#### TASK TO COMPLETE:
Would you give the number of lines below in which the string "Xilinx" appears? Nothing else is needed.
START INFORMATION SHOWN
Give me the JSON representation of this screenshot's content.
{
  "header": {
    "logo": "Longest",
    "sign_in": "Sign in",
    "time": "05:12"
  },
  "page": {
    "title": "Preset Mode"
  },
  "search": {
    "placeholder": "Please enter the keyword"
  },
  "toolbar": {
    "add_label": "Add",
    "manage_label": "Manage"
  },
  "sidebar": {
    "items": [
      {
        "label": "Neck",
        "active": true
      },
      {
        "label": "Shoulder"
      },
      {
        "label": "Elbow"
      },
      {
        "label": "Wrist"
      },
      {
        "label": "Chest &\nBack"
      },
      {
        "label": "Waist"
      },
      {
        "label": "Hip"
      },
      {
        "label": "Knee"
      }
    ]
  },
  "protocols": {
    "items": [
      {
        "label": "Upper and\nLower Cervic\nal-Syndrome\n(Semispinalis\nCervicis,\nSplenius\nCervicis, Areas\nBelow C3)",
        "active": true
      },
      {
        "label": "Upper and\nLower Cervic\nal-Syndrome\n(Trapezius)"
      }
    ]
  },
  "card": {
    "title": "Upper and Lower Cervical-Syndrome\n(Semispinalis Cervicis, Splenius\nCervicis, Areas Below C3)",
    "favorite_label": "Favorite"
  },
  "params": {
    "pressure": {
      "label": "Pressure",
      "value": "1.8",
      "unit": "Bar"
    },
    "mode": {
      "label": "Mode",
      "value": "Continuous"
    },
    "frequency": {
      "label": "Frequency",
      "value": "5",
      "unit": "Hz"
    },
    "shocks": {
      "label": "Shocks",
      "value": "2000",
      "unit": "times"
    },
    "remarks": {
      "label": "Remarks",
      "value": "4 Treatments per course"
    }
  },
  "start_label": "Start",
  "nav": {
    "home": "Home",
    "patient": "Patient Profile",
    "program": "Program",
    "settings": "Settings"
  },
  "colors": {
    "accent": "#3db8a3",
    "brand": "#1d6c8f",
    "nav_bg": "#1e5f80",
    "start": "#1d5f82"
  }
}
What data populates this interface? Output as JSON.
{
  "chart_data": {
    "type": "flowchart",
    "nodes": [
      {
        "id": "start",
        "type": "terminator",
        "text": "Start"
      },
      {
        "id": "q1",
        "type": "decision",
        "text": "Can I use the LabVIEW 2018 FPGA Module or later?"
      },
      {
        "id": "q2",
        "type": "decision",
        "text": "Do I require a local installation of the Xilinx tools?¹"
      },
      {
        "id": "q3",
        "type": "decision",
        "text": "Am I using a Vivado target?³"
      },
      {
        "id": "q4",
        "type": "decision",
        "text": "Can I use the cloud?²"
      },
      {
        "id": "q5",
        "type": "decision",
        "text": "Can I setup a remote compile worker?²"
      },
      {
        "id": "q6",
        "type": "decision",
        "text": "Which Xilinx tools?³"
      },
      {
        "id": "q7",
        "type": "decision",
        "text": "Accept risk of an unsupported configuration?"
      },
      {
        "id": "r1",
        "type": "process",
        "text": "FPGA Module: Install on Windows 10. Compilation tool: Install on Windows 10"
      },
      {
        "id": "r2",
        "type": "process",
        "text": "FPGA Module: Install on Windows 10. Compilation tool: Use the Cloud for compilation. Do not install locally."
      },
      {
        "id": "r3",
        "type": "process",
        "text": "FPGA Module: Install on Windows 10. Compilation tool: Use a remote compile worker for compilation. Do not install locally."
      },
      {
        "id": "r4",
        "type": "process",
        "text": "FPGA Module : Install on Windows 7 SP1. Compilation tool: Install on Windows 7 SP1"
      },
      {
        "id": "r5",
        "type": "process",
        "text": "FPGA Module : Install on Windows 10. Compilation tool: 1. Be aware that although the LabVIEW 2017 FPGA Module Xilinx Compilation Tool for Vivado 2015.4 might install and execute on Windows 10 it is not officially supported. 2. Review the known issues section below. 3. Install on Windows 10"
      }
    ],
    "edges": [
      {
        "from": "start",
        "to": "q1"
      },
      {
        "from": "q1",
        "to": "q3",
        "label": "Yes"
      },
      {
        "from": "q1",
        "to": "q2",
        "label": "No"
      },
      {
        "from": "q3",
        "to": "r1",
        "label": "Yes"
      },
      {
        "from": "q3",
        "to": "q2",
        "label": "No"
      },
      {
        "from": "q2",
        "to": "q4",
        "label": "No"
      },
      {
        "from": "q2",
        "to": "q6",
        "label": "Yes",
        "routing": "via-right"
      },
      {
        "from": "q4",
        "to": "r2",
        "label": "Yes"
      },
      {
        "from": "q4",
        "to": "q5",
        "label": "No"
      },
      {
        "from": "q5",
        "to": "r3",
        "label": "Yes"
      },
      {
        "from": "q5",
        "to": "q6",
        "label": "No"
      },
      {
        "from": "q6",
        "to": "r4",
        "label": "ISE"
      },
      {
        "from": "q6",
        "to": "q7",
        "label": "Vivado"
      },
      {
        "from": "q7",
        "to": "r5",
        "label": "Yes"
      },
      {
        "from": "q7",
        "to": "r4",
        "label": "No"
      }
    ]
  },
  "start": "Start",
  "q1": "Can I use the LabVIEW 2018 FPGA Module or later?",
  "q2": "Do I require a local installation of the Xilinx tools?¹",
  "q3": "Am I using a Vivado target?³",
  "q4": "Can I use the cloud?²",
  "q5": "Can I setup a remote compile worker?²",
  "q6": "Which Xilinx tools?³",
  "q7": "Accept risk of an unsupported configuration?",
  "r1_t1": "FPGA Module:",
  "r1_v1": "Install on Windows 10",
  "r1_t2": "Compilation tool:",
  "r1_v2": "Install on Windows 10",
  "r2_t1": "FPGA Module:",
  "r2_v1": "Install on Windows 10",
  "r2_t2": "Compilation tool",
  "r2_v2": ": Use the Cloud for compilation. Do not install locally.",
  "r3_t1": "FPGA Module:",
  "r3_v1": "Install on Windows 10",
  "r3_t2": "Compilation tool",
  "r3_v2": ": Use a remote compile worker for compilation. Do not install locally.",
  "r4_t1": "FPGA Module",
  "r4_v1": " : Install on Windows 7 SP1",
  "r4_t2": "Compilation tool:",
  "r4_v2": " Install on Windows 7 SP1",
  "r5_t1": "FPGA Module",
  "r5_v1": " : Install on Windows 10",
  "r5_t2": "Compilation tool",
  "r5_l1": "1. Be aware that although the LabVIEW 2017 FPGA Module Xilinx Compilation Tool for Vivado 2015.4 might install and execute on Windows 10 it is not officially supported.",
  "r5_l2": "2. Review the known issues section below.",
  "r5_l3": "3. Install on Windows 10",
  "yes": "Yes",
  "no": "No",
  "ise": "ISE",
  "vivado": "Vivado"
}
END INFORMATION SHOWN
#### REPLY TO THE TASK:
6